Rilling spoke of a collaborative process. “We got it done. That’s the bottom line,” he said. “When people put their heads together and start working together, you can get things done.”
“The last seven months, plus or minus, have been a very collaborative time for us, which is great because this is a public-private partnership,” Olson said. “We can’t do what we do without the city and the state’s help, and the governor has been great on that level as well. We needed to get to a point where the LDA (Land Disposition Agreement) is current and that we can go forward and that’s where we are. Or that’s what we’re working towards.”
The Norwalk Redevelopment Agency (RDA) has yet to sign off on an extension of the LDA, which Olson has requested. Under the current terms, POKO has until Sept. 1 to complete Phase 1. Olson is seeking to extend the deadline for Phase 1 to June 20, 2016. He has requested that the deadline for the entire three-phase project be moved from Nov. 2017 to Nov. 14, 2022.
In April, Gov. Dannel Malloy announced that POKO had secured the Connecticut Housing Finance Authority (CHAFA) 9 percent tax credits and Competitive Housing Assistance for MultiFamily (CHAMP) grant that it had been seeking. POKO was promised $5 million from the Connecticut Department of Economic and Community Development (DECD) in August 2012.
Rilling said getting POKO moving involved many telephone calls and meetings with the RDA, Corporation Counsel, zoning commissioners and Common Council members. There were letters written to secure state funding, he said.
He said the same approach has been taken with Head of the Harbor South, at the other end of Wall Street, and the 95/7 site at the intersection of Interstate 95 and West Avenue, now owned by General Growth Properties (GGP).
“I have been meeting with Head of the Harbor South developers,” Rilling said. “We are optimistic that that is going to get moving very soon and we are working towards that end. Also working with General Growth Properties in trying to determine what it is that they want to put on that property and how we can make that the best possible development that we can. So this is a huge announcement in moving the Norwalk Center forward along with Waypointe. … You’re going to see some tremendous things happening in Norwalk. You’re going to see tremendous growth with good affordable housing, with mixed use.”
Duff said public perceptions that POKO wanted eight years to get Phase 1 done were “patently false.”
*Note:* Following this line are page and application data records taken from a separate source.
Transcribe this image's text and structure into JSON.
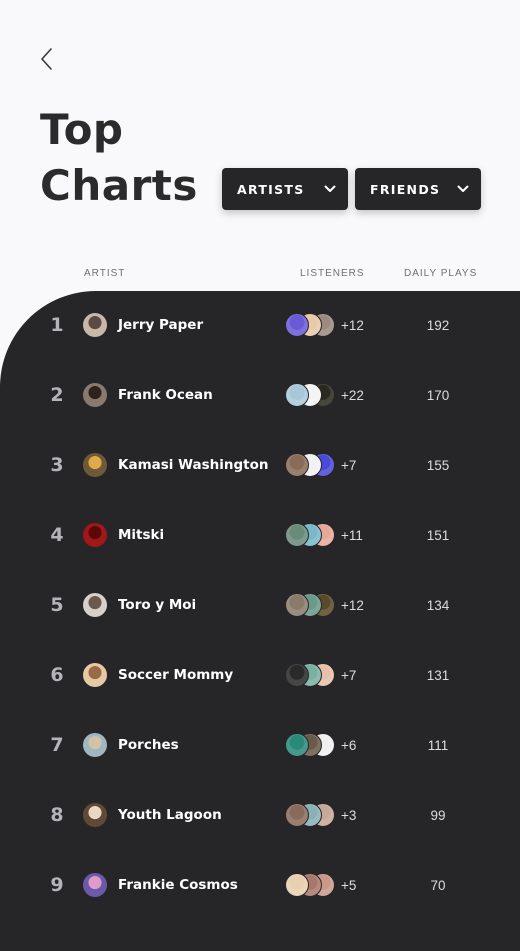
{
  "icons": {
    "back": "chevron-left-icon",
    "dropdown": "chevron-down-icon"
  },
  "colors": {
    "background": "#f9f9fb",
    "panel": "#262628",
    "title": "#2b2b2c",
    "dropdown": "#262628"
  },
  "header": {
    "title_line1": "Top",
    "title_line2": "Charts"
  },
  "filters": {
    "artists_label": "ARTISTS",
    "friends_label": "FRIENDS"
  },
  "columns": {
    "artist": "ARTIST",
    "listeners": "LISTENERS",
    "daily_plays": "DAILY PLAYS"
  },
  "rows": [
    {
      "rank": "1",
      "artist": "Jerry Paper",
      "listeners_more": "+12",
      "daily_plays": "192"
    },
    {
      "rank": "2",
      "artist": "Frank Ocean",
      "listeners_more": "+22",
      "daily_plays": "170"
    },
    {
      "rank": "3",
      "artist": "Kamasi Washington",
      "listeners_more": "+7",
      "daily_plays": "155"
    },
    {
      "rank": "4",
      "artist": "Mitski",
      "listeners_more": "+11",
      "daily_plays": "151"
    },
    {
      "rank": "5",
      "artist": "Toro y Moi",
      "listeners_more": "+12",
      "daily_plays": "134"
    },
    {
      "rank": "6",
      "artist": "Soccer Mommy",
      "listeners_more": "+7",
      "daily_plays": "131"
    },
    {
      "rank": "7",
      "artist": "Porches",
      "listeners_more": "+6",
      "daily_plays": "111"
    },
    {
      "rank": "8",
      "artist": "Youth Lagoon",
      "listeners_more": "+3",
      "daily_plays": "99"
    },
    {
      "rank": "9",
      "artist": "Frankie Cosmos",
      "listeners_more": "+5",
      "daily_plays": "70"
    }
  ]
}
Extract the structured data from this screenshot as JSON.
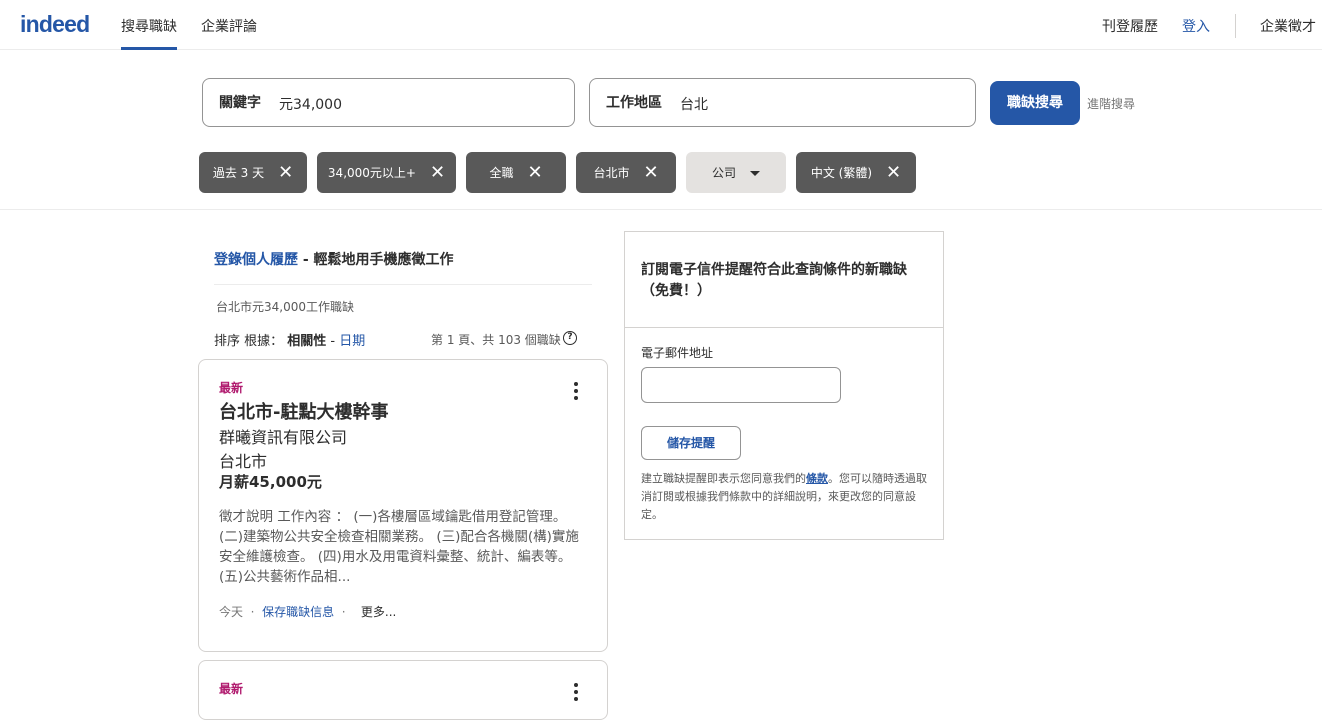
{
  "header": {
    "logo": "indeed",
    "nav": [
      {
        "label": "搜尋職缺",
        "active": true
      },
      {
        "label": "企業評論",
        "active": false
      }
    ],
    "post_resume": "刊登履歷",
    "login": "登入",
    "employers": "企業徵才"
  },
  "search": {
    "keyword_label": "關鍵字",
    "keyword_value": "元34,000",
    "location_label": "工作地區",
    "location_value": "台北",
    "button": "職缺搜尋",
    "advanced": "進階搜尋"
  },
  "filters": [
    {
      "label": "過去 3 天",
      "icon": "close-icon"
    },
    {
      "label": "34,000元以上+",
      "icon": "close-icon"
    },
    {
      "label": "全職",
      "icon": "close-icon"
    },
    {
      "label": "台北市",
      "icon": "close-icon"
    },
    {
      "label": "公司",
      "icon": "chevron-down-icon"
    },
    {
      "label": "中文 (繁體)",
      "icon": "close-icon"
    }
  ],
  "promo": {
    "link": "登錄個人履歷",
    "text": " - 輕鬆地用手機應徵工作"
  },
  "results": {
    "subtitle": "台北市元34,000工作職缺",
    "sort_prefix": "排序 根據：",
    "sort_relevance": "相關性",
    "sort_sep": " - ",
    "sort_date": "日期",
    "page_info": "第 1 頁、共 103 個職缺",
    "help": "?"
  },
  "jobs": [
    {
      "tag": "最新",
      "title": "台北市-駐點大樓幹事",
      "company": "群曦資訊有限公司",
      "location": "台北市",
      "salary": "月薪45,000元",
      "description": "徵才說明 工作內容 ： (一)各樓層區域鑰匙借用登記管理。 (二)建築物公共安全檢查相關業務。 (三)配合各機關(構)實施安全維護檢查。 (四)用水及用電資料彙整、統計、編表等。 (五)公共藝術作品相...",
      "posted": "今天",
      "save": "保存職缺信息",
      "more": "更多...",
      "dot": "·"
    },
    {
      "tag": "最新"
    }
  ],
  "alert": {
    "title": "訂閱電子信件提醒符合此查詢條件的新職缺（免費！）",
    "email_label": "電子郵件地址",
    "save_button": "儲存提醒",
    "terms_prefix": "建立職缺提醒即表示您同意我們的",
    "terms_link": "條款",
    "terms_suffix": "。您可以隨時透過取消訂閱或根據我們條款中的詳細說明，來更改您的同意設定。"
  }
}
“People may not see what is happening inside this building but important work is being done,” he said. “Inside this building so that the walls are going to come down and we will get shovels in the ground for what is going to be really the rebirth for Wall Street in Norwalk.”
That’s also happening at the Wall Street Theater down the street, he said.
The Isaac Street parking lot will be closed when demolition begins, Olson said. Traffic patterns on Wall Street will change and there will be a lot of street work done between Isaac Street and Belden Avenue, he said. Lightfield promised that pedestrian access would be maintained. Olson promised “lots of public discourse.” Duff said there would be more announcements.
Olson described the site as “relatively clean,” with “an old oil tank, a little asbestos” and “a small amount of lead paint.” Boring tests of the soil turned up “nothing particularly exciting,” he said.
“We’ve very confident about our knowledge of what is going in there and about the process that is going to go forward,” Olson said.
Olson said he thought the bank had been vacant for about 25 years. There is a large walk-in safe on the first floor; Olson said there is an even older vault in the basement that may date back 100 years.
“We did have fantasies at one time of saving one of the vault doors,” he said. “I don’t know if that’s going to be practical anymore, but if we can we want to save one of the vault doors and put it in the building.”